Goal of the exercise: From the records below, find each line with the string "title" and copy it.

Source material:

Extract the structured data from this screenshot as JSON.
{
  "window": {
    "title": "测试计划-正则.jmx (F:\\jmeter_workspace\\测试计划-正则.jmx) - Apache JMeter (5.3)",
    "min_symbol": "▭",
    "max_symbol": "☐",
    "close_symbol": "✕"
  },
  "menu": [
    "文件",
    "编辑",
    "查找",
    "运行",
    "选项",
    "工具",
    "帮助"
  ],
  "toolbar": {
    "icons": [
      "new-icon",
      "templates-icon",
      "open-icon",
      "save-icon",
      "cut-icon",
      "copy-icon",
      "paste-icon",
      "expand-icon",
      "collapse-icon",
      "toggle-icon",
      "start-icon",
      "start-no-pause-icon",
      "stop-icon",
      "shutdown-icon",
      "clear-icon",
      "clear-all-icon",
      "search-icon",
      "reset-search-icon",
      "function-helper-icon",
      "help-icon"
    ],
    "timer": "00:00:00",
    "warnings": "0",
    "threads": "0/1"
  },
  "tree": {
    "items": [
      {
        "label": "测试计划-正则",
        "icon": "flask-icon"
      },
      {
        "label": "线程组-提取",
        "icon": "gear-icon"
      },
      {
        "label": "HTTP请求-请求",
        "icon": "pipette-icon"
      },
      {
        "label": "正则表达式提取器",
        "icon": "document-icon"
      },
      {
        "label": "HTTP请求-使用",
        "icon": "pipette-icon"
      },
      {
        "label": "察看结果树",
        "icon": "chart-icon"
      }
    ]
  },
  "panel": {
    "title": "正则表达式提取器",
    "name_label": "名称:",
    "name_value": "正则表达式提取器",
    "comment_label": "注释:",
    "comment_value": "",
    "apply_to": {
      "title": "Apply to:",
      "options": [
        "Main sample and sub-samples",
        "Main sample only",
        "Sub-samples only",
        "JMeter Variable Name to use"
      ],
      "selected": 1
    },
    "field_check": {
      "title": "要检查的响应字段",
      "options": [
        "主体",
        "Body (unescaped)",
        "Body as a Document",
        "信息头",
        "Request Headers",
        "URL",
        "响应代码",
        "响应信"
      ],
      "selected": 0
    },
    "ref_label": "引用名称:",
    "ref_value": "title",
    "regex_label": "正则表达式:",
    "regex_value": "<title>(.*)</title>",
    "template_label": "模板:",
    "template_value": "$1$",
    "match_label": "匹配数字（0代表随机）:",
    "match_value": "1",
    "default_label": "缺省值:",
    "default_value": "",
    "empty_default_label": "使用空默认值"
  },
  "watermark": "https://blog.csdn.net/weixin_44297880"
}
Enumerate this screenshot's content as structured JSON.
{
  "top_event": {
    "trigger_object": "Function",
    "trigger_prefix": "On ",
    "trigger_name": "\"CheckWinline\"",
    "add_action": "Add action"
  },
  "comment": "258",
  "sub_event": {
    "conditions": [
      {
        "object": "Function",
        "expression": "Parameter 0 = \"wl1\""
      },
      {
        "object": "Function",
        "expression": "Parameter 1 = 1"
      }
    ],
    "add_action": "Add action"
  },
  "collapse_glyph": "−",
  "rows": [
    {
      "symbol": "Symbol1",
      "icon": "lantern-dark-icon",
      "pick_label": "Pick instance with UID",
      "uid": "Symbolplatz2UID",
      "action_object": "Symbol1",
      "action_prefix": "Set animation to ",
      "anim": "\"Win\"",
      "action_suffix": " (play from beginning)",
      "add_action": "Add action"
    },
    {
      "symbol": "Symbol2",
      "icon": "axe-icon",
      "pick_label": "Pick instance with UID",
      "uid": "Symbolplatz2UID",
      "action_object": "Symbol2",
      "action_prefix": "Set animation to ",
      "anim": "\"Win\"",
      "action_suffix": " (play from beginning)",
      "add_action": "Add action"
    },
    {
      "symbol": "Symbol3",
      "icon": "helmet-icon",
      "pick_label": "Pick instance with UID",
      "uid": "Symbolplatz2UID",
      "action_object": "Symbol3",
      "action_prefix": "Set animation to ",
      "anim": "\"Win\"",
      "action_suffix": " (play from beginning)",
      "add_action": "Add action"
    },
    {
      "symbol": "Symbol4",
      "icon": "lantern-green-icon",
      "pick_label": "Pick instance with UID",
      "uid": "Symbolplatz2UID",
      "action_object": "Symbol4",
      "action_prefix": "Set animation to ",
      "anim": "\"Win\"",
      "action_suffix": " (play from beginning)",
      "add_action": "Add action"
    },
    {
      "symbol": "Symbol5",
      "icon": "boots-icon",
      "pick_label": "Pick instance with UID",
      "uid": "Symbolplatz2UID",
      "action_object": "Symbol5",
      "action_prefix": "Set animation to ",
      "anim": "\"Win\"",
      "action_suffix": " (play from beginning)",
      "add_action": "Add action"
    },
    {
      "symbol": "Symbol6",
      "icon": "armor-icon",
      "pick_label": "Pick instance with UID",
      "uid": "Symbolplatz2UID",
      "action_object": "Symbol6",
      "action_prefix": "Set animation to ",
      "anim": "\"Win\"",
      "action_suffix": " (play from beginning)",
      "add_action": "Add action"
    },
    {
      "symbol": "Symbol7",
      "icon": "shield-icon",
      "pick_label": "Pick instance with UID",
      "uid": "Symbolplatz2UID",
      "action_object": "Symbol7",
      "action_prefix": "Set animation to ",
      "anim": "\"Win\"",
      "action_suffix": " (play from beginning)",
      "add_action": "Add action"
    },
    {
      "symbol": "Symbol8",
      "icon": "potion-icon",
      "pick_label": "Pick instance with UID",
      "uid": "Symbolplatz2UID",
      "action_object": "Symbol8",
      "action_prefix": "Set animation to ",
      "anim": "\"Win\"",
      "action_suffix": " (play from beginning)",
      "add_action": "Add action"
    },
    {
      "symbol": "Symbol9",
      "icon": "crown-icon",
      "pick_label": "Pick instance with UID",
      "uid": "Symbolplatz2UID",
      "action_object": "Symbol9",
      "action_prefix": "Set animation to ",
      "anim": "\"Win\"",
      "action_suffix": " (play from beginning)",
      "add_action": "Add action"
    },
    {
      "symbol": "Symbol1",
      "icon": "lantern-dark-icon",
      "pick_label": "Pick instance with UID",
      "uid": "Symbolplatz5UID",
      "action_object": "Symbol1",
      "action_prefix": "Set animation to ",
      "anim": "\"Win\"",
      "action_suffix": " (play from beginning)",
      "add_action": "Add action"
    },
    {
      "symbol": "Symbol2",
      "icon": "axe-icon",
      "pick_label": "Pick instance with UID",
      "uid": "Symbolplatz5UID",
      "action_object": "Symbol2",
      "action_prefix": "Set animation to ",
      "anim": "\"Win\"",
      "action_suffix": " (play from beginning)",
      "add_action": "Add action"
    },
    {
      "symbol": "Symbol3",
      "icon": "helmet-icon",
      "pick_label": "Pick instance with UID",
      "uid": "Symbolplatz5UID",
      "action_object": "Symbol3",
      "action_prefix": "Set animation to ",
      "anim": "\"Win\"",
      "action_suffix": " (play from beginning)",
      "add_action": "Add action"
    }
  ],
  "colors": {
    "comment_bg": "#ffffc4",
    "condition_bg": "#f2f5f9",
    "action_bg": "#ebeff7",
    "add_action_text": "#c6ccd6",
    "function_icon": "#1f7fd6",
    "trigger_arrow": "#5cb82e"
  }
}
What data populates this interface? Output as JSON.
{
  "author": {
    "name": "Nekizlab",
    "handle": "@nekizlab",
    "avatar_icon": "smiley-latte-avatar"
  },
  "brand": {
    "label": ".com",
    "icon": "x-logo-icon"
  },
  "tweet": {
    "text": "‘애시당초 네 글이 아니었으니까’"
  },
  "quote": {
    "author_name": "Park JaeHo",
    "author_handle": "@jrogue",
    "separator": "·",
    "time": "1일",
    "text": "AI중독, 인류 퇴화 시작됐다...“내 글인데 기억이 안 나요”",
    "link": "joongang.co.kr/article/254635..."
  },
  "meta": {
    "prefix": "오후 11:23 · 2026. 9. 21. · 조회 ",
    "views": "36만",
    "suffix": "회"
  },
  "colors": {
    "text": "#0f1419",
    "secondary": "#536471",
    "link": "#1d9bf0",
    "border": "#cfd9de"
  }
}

Reply to the exercise:
    "title": "测试计划-正则.jmx (F:\\jmeter_workspace\\测试计划-正则.jmx) - Apache JMeter (5.3)",
    "title": "正则表达式提取器",
      "title": "Apply to:",
      "title": "要检查的响应字段",
    "ref_value": "title",
    "regex_value": "<title>(.*)</title>",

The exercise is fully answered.